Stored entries
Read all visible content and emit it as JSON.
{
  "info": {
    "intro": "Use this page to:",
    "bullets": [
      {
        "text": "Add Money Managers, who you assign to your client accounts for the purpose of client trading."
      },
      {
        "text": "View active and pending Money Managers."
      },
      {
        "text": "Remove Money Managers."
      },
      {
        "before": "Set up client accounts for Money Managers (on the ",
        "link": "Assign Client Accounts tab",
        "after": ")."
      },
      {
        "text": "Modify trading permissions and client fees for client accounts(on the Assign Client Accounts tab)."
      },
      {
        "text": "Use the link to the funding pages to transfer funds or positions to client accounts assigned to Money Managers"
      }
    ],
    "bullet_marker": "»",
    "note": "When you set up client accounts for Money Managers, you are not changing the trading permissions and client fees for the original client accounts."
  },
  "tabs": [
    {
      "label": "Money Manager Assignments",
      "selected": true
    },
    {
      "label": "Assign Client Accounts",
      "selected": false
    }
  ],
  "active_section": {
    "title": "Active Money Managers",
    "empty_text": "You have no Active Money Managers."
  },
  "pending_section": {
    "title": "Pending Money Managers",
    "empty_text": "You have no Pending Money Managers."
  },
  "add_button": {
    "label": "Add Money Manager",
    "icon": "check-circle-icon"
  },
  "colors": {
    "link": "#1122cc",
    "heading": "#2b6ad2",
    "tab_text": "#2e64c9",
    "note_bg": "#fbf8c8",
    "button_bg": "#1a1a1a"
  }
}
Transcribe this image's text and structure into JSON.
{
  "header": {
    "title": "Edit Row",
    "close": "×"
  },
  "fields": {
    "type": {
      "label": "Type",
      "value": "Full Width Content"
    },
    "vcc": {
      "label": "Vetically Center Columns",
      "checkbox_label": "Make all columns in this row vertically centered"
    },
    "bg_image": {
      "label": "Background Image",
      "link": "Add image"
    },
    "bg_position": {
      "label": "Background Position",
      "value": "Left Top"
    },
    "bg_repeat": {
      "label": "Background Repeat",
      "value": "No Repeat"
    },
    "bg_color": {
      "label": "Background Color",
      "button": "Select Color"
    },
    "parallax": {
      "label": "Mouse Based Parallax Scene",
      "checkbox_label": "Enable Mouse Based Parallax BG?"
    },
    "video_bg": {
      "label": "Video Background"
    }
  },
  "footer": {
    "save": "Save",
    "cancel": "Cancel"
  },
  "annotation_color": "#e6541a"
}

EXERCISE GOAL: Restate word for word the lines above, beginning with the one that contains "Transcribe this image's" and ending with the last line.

ANSWER SECTION:
Transcribe this image's text and structure into JSON.
{
  "header": {
    "title": "Edit Row",
    "close": "×"
  },
  "fields": {
    "type": {
      "label": "Type",
      "value": "Full Width Content"
    },
    "vcc": {
      "label": "Vetically Center Columns",
      "checkbox_label": "Make all columns in this row vertically centered"
    },
    "bg_image": {
      "label": "Background Image",
      "link": "Add image"
    },
    "bg_position": {
      "label": "Background Position",
      "value": "Left Top"
    },
    "bg_repeat": {
      "label": "Background Repeat",
      "value": "No Repeat"
    },
    "bg_color": {
      "label": "Background Color",
      "button": "Select Color"
    },
    "parallax": {
      "label": "Mouse Based Parallax Scene",
      "checkbox_label": "Enable Mouse Based Parallax BG?"
    },
    "video_bg": {
      "label": "Video Background"
    }
  },
  "footer": {
    "save": "Save",
    "cancel": "Cancel"
  },
  "annotation_color": "#e6541a"
}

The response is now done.